## EXERCISE INSTRUCTIONS
Output a character-exact copy of the data, images removed.

Entries taken from a collection:
-=-=-=-=-
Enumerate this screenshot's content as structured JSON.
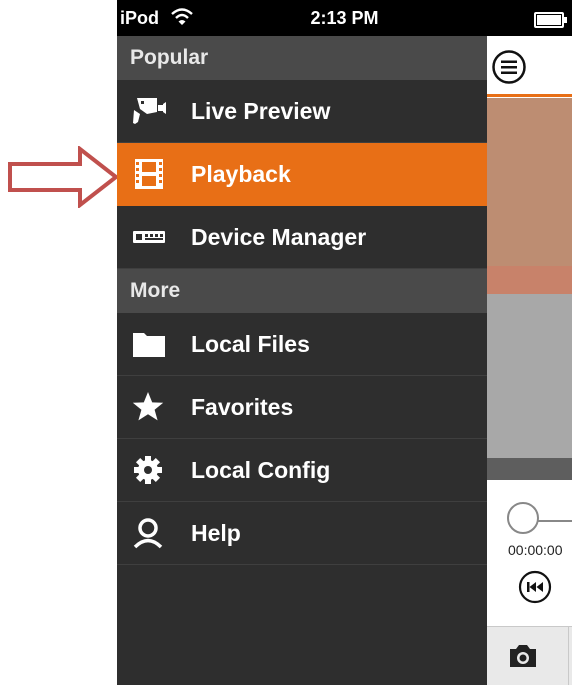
{
  "status_bar": {
    "carrier": "iPod",
    "time": "2:13 PM"
  },
  "menu": {
    "sections": [
      {
        "title": "Popular",
        "items": [
          {
            "label": "Live Preview",
            "icon": "camera-icon",
            "active": false
          },
          {
            "label": "Playback",
            "icon": "film-icon",
            "active": true
          },
          {
            "label": "Device Manager",
            "icon": "dvr-icon",
            "active": false
          }
        ]
      },
      {
        "title": "More",
        "items": [
          {
            "label": "Local Files",
            "icon": "folder-icon",
            "active": false
          },
          {
            "label": "Favorites",
            "icon": "star-icon",
            "active": false
          },
          {
            "label": "Local Config",
            "icon": "gear-icon",
            "active": false
          },
          {
            "label": "Help",
            "icon": "user-icon",
            "active": false
          }
        ]
      }
    ]
  },
  "playback": {
    "time_readout": "00:00:00"
  },
  "colors": {
    "accent": "#e86f16",
    "menu_bg": "#2e2e2e",
    "section_bg": "#4a4a4a",
    "annotation_arrow": "#c0504d"
  }
}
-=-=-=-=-
## YOUR SOLUTION
Enumerate this screenshot's content as structured JSON.
{
  "status_bar": {
    "carrier": "iPod",
    "time": "2:13 PM"
  },
  "menu": {
    "sections": [
      {
        "title": "Popular",
        "items": [
          {
            "label": "Live Preview",
            "icon": "camera-icon",
            "active": false
          },
          {
            "label": "Playback",
            "icon": "film-icon",
            "active": true
          },
          {
            "label": "Device Manager",
            "icon": "dvr-icon",
            "active": false
          }
        ]
      },
      {
        "title": "More",
        "items": [
          {
            "label": "Local Files",
            "icon": "folder-icon",
            "active": false
          },
          {
            "label": "Favorites",
            "icon": "star-icon",
            "active": false
          },
          {
            "label": "Local Config",
            "icon": "gear-icon",
            "active": false
          },
          {
            "label": "Help",
            "icon": "user-icon",
            "active": false
          }
        ]
      }
    ]
  },
  "playback": {
    "time_readout": "00:00:00"
  },
  "colors": {
    "accent": "#e86f16",
    "menu_bg": "#2e2e2e",
    "section_bg": "#4a4a4a",
    "annotation_arrow": "#c0504d"
  }
}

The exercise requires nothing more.